As we approach the Johannesburg Summit, I would suggest that global attention on chemical management must focus on three priorities. Our first priority must be to ensure that international agreements on toxic chemicals are implemented. Second, we need to advance science and increase our knowledge of the impacts chemicals have on our health and environment throughout their life cycle. Third, we need to translate knowledge into action. In order to do that, we need to build the capacity to manage chemical threats effectively.
No one country working on its own... can truly solve its POPs problems
Chemicals are all around us, with tens of thousands currently in use and many more introduced each year. Many are crucial to our well-being. They have driven advancements in agricultural production and in the cure and prevention of illness. They have become an intrinsic part of our lives and are used in virtually all consumer products: cars, paper, textiles, electronics, building materials, food and medicine.

While the wide variety of chemicals we have created has in many cases improved the quality of life for us, there is currently a great deal of concern over the presence of chemicals in our environment and their implications for human health.

Over the last ten years, we have made important progress in collectively addressing chemicals through various intergovernmental agreements including: the Stockholm Convention on POPs, the Rotterdam Convention on the Prior Informed Consent (PIC) Procedure, the Basel Convention on the Transboundary Movement of Hazardous Wastes and the Montreal Protocol on Substances that Deplete the Ozone Layer. Together, the international community has pursued these agreements out of a shared recognition of the truly global nature of the threat these chemicals pose to human health and the environment, a shared commitment to take strong action, and a shared conviction that financial and technical assistance is needed to help developing countries and countries with economies in transition strengthen their capacity to manage chemicals. We need to continue our collaborative efforts to implement these agreements. We need approaches to environmental governance that ensure greater compliance and attention to the capacity-building needs of developing countries.

Financial and technological commitments
Of great importance are the financial and technological commitments that have been made through the Global Environment Facility and by individual donors to make sure that developing countries and countries with economies in transition can get the assistance they require to help them commit to and implement obligations. More and more, as an international community we understand that this is fundamental to progress.

Effective international action requires a sound scientific base. High on our agenda must be a commitment to expand our scientific understanding of the effects of chemicals. As we are learning about the quantities and characteristics of the chemicals in our environment, the risks they pose and to whom, what we are realizing more and more is the vastness of our ignorance on the subject. We know little about the effects of long-term, low-level exposure to certain chemicals as well as how they interact with one another in our environment and in our bodies. Children, for example, are particularly vulnerable due to their relative size and weight, immature immune and metabolic systems, and their greater risk from accumulated lifetime exposure. Children breathe more, drink more and eat more food per body weight than adults.
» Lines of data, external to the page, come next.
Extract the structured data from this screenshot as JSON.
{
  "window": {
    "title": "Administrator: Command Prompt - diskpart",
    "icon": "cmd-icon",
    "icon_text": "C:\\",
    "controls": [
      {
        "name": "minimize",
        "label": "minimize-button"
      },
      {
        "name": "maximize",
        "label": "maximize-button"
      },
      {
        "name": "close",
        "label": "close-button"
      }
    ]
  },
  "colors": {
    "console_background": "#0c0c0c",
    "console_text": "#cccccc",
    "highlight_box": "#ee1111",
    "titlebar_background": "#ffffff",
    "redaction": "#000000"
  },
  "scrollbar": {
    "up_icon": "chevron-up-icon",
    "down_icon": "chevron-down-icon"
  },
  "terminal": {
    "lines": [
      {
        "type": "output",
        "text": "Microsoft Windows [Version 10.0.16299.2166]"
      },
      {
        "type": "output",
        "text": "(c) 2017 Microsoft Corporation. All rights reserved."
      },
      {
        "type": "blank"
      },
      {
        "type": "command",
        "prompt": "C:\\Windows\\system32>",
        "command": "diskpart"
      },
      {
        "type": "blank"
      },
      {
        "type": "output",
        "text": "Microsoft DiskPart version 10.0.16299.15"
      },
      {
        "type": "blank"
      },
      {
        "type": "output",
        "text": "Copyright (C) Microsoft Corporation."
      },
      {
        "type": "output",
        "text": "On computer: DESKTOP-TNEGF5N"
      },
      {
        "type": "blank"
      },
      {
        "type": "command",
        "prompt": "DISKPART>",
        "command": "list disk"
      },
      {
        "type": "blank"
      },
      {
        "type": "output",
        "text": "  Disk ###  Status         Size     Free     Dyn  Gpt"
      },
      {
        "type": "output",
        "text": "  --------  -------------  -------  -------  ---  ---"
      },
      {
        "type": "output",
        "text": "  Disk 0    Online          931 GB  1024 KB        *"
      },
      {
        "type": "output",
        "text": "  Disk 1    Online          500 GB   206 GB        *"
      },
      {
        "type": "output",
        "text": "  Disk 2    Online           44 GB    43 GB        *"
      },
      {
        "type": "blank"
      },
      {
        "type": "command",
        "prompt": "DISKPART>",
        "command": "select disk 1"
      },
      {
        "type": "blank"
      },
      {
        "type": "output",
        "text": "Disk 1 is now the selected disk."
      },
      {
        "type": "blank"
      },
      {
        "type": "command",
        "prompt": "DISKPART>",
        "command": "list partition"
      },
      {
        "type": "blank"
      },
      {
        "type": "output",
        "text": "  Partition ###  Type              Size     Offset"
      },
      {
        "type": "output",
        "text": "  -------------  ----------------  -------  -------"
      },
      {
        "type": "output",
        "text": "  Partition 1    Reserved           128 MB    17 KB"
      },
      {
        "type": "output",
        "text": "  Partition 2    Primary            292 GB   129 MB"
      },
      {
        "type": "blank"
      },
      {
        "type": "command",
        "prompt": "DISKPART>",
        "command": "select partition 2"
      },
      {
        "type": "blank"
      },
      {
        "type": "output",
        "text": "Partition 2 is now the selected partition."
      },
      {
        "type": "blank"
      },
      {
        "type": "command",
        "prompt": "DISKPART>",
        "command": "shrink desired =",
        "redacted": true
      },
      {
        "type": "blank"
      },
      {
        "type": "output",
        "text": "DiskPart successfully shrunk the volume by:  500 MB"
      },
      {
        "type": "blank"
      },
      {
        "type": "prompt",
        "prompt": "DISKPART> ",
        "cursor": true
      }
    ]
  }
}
Their physiological immaturity can make their systems less effective at eliminating toxic chemicals and more susceptible to absorbing them. Their rapid brain growth makes them particularly sensitive to certain chemicals and to the risk of permanent damage. Children are more exposed to a number of contaminants simply because of their proximity to the ground where many harmful substances, such as lead, can be found, and because of their tendency to put their hands and play-things into their mouths.

We must commit to expanding our scientific understanding of the effects of chemicals. And we must also ensure that new knowledge is widely disseminated.

As scientists continue to unravel the mystery of how chemicals impact our environment and our health, this knowledge must be put into action. Global action must be accompanied by action at the regional and local levels. And our capacity to take action effectively to address the challenges posed by environmental threats such as chemicals rests, in large part, on our ability to build bridges between various sectors and work more effectively together.

Recent discussions on strengthening environmental governance have highlighted the need to take better advantage of synergies, to cross the sectoral stove-pipes that often exist and enhance cooperation – between governments, amongst United Nations organizations, and between the academic community, non-governmental organizations and the private sector – to ensure integrated decision-making and coordinated action.

As part of this effort to increase collaboration and understanding, two important events will take place over the next year in the lead-up to Johannesburg. The first of these is the meeting of the Health and Environment Ministers of the Americas taking place in Canada in March. The second is a similar meeting of Health and Environment Ministers of Africa scheduled for April. By bringing the health and environment issue together at the political level, new bridges and new understandings will be built. This should enhance the ability of Heads of State and Government to pursue a health and environment agenda as a key follow-up to the World Summit on Sustainable Development.

Understanding the interconnection between our health and the health of the environment that sustains us is central to the sustainable development of our world. When lead in our environment diminishes children’s ability to learn, when ozone depletion makes us vulnerable to UVb rays, when smog aggravates asthma and when climate change increases the dangers of viruses and pests as well as extreme weather events, our human potential is compromised and our prospect for development curtailed.

The hazards of poverty
We know that people living in poverty can also be disproportionately affected by exposure to chemical hazards. According to the World Health Organization, ‘insecticides of choice in the developing world are often older broad spectrum compounds belonging to... chemical families known for their acute toxicity.’ These products are usually more accessible because they are often cheaper. However, there are indirect human and environmental costs. Even in developed nations, low-income neighbourhoods are often located closest to landfills and urban industry which can be sources of chemical exposure. The sound management of chemicals also requires adequate resources to ensure the safest choice is made, and that there is proper handling, storage and disposal.
We must commit to expanding our scientific understanding of the effects of chemicals
It is clear that providing effective protection of our environments and the people who live in them will require innovation in the design and operation of our mines, farms, manufacturing plants, refineries, transportation systems, parks and other facilities that can potentially create waste and pollution. It requires effective life-cycle management of substances from the moment they are extracted from the environment in a raw state to the moment they are returned by some means of disposal.

And it would benefit from serious consideration by each of us as to which chemicals indeed contribute to our quality of life and which of the vast array and volume produced in the world today we could do without.

I applaud all of those people who have taken the chemical agenda so far in the last decade. I urge that this effort continue. As United Nations Secretary General Kofi Annan has said, ‘Our biggest challenge in this new century is to take an idea that seems abstract – sustainable development – and turn it into a daily reality for all the world’s people.’ The upcoming World Summit on Sustainable Development provides the international community with a crucial opportunity to make progress on the environmental dimensions of this goal. We must seize it to build partnerships for the action needed internationally and in our own back yards to meet our shared goal of healthy, prosperous people living in a healthy environment

The Honourable David Anderson, P.C., M.P. is Canada’s Minister of the Environment and President of the UNEP Governing Council.

PHOTOGRAPH: Natalia C. Mazzuchelli/UNEP/Topham

This issue:
Contents | Editorial K. Toepfer | Open doors | Progress and possibilities | A further step | Achieving the vision | Wake-up call | Special feature: Security in a shrinking world | 2001 UNEP Sasakawa Environment Prize | Competition | Global housekeeping | Disrupting life’s messages | Ubiquitous and dangerous | Briefing: Much done, much still to do | Briefing: Getting on top of the POPs | Briefing: First line of defence | Reversing the burden of proof

Complementary articles in other issues:
Issue on Chemicals 1997
Issue on Hazardous Waste 1994
AAAS Atlas of Population and Environment:
Population, waste and chemicals